Wednesday, November 12, 2008

When the Words Stop

I’ve been working on the same chapter for two weeks. It’s the last one in the novel I’m currently struggling to finish.

Am I trying to craft, then hone my sentences to perfect, burnished brilliance? No. I'm just trying to put the right words in my characters’ mouths. Even though I knew exactly where the plot was going, they’d gone on strike, refusing to speak their lines.

On Saturday morning, I’d had enough, grabbed all six of them in the scene and dragged them out for a very long walk. Fortunately, the weather north of the 49th, where November can be a very fickle month, cooperated enough that I didn't have to slog through six inches of wet snow for the several hours of hard thinking and conversation with my invisible friends.

Stepping out of the house, I asked them, “What’s wrong? Why have you guys clammed up on me?”


Fortunately, this has happened to me once before with the notoriously difficult Victoria Morgan in Cemetery of the Nameless, so I tried the same tack I used that time: “Okay. Tell me where I let you down.”

Seemed that, back two chapters, my main character in this story (also female – which should tell me something) was quite unhappy with the stance I’d made her take on a crucial turning point in the plot. At the time, I’d thought that this was certainly the way she’d behave in this particular situation based on everything that had happened earlier in the novel. Not so, in this case. She wanted to do the complete opposite. Women...

It took another few miles for her to open up completely, explaining her feelings and stating her case for how she thought I should end the book. In the end, I had to agree that she was right.

“Okay,” I said to the whole motley crew, “if I scrap those two intervening chapters, will you guys behave?”

“Yes!” they all promised, but I didn’t completely believe them.

So we trudged back home, however, with a hopeful smiles and more of a spring in our steps. Once again seated in front of my trusty computer, I pressed delete twice (my deal with them), the offending chapters were binarily vaporized and I set to work.

You know what? She was absolutely right.

God damn, I love writing.


Vicki Delany said...

Nice story!

Kerrie said...

I love the ideas of characters on strike!

Rick Blechta said...

You know, the main character is an opera singer, and I could have always blamed having to work with darned prima donnas (in every sense of the word), but she wasn't the only one not cooperating. The rest were all male: her husband, her boyfriend and THREE cops. All of them refused to speak.
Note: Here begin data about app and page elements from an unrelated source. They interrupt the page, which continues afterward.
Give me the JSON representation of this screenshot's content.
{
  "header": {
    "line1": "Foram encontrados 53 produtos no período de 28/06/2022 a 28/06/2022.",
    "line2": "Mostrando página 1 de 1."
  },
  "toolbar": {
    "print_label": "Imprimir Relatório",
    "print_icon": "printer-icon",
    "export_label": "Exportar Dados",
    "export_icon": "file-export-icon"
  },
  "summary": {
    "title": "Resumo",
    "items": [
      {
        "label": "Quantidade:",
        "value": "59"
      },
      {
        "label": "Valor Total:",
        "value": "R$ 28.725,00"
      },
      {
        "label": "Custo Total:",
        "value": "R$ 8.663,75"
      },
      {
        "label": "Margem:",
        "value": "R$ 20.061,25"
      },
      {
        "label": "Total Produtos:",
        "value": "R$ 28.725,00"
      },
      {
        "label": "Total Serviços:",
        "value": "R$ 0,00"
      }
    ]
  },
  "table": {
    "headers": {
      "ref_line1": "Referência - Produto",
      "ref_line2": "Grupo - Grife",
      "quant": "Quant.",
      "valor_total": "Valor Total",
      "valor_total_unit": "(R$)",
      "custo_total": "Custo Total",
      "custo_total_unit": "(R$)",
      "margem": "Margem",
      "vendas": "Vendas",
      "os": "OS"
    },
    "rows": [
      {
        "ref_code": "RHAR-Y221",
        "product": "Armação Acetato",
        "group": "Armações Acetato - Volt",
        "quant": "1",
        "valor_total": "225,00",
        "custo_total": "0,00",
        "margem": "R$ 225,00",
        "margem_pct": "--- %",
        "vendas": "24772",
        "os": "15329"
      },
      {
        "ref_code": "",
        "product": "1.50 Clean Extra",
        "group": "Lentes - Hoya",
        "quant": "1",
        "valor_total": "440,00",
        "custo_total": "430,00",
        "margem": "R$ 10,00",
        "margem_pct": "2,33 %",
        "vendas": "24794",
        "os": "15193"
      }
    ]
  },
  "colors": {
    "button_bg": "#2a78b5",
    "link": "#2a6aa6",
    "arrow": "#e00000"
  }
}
Next book I'm getting all my characters to sign contracts before I'll work with them.